(Data about app and page elements)
####
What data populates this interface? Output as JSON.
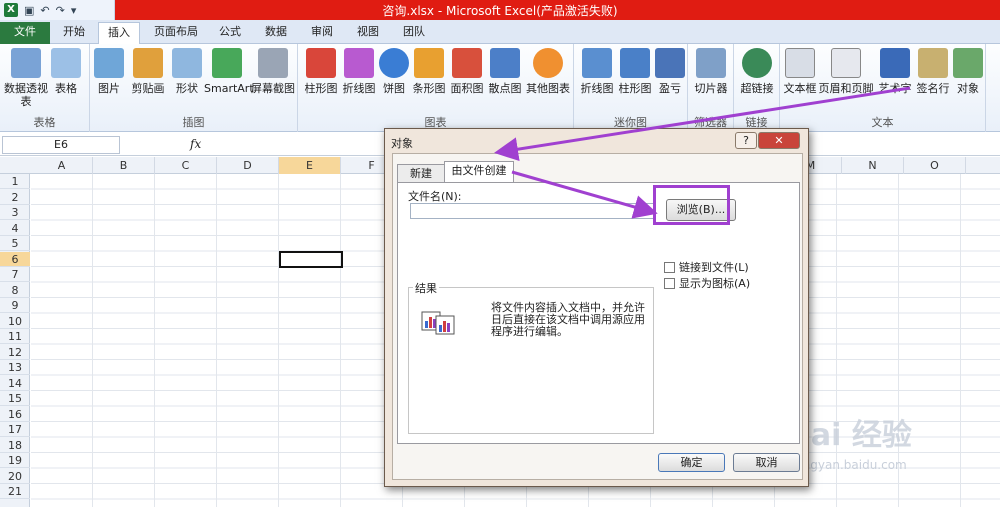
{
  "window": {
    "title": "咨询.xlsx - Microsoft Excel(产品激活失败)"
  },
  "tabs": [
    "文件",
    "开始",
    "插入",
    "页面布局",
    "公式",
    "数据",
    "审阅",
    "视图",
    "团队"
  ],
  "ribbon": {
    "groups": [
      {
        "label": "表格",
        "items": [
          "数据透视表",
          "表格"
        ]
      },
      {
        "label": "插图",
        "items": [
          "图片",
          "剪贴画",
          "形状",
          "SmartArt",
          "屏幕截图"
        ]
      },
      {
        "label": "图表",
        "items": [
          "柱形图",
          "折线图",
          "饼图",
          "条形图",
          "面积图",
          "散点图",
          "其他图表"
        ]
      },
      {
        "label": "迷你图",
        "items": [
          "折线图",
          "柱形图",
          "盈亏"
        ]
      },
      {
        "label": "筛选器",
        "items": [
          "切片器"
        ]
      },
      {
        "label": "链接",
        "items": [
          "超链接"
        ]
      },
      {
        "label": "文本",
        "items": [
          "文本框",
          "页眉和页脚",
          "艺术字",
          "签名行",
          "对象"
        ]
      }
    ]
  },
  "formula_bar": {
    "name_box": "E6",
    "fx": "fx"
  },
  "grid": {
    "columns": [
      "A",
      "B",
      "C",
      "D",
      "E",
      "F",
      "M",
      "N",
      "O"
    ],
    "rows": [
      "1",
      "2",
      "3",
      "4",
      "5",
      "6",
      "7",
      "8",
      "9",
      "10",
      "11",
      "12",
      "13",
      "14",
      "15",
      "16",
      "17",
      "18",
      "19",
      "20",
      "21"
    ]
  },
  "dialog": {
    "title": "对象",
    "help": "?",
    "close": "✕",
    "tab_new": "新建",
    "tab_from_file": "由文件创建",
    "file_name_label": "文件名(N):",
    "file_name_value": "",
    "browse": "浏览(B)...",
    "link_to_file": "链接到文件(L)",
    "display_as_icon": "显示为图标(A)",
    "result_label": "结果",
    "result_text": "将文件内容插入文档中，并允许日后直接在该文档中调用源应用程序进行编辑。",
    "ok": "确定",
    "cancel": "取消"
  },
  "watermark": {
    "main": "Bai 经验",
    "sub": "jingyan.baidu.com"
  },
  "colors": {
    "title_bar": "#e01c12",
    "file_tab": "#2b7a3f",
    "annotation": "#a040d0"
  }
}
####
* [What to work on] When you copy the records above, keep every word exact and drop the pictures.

* [Exercise result]
What data populates this interface? Output as JSON.
{
  "window": {
    "title": "咨询.xlsx - Microsoft Excel(产品激活失败)"
  },
  "tabs": [
    "文件",
    "开始",
    "插入",
    "页面布局",
    "公式",
    "数据",
    "审阅",
    "视图",
    "团队"
  ],
  "ribbon": {
    "groups": [
      {
        "label": "表格",
        "items": [
          "数据透视表",
          "表格"
        ]
      },
      {
        "label": "插图",
        "items": [
          "图片",
          "剪贴画",
          "形状",
          "SmartArt",
          "屏幕截图"
        ]
      },
      {
        "label": "图表",
        "items": [
          "柱形图",
          "折线图",
          "饼图",
          "条形图",
          "面积图",
          "散点图",
          "其他图表"
        ]
      },
      {
        "label": "迷你图",
        "items": [
          "折线图",
          "柱形图",
          "盈亏"
        ]
      },
      {
        "label": "筛选器",
        "items": [
          "切片器"
        ]
      },
      {
        "label": "链接",
        "items": [
          "超链接"
        ]
      },
      {
        "label": "文本",
        "items": [
          "文本框",
          "页眉和页脚",
          "艺术字",
          "签名行",
          "对象"
        ]
      }
    ]
  },
  "formula_bar": {
    "name_box": "E6",
    "fx": "fx"
  },
  "grid": {
    "columns": [
      "A",
      "B",
      "C",
      "D",
      "E",
      "F",
      "M",
      "N",
      "O"
    ],
    "rows": [
      "1",
      "2",
      "3",
      "4",
      "5",
      "6",
      "7",
      "8",
      "9",
      "10",
      "11",
      "12",
      "13",
      "14",
      "15",
      "16",
      "17",
      "18",
      "19",
      "20",
      "21"
    ]
  },
  "dialog": {
    "title": "对象",
    "help": "?",
    "close": "✕",
    "tab_new": "新建",
    "tab_from_file": "由文件创建",
    "file_name_label": "文件名(N):",
    "file_name_value": "",
    "browse": "浏览(B)...",
    "link_to_file": "链接到文件(L)",
    "display_as_icon": "显示为图标(A)",
    "result_label": "结果",
    "result_text": "将文件内容插入文档中，并允许日后直接在该文档中调用源应用程序进行编辑。",
    "ok": "确定",
    "cancel": "取消"
  },
  "watermark": {
    "main": "Bai 经验",
    "sub": "jingyan.baidu.com"
  },
  "colors": {
    "title_bar": "#e01c12",
    "file_tab": "#2b7a3f",
    "annotation": "#a040d0"
  }
}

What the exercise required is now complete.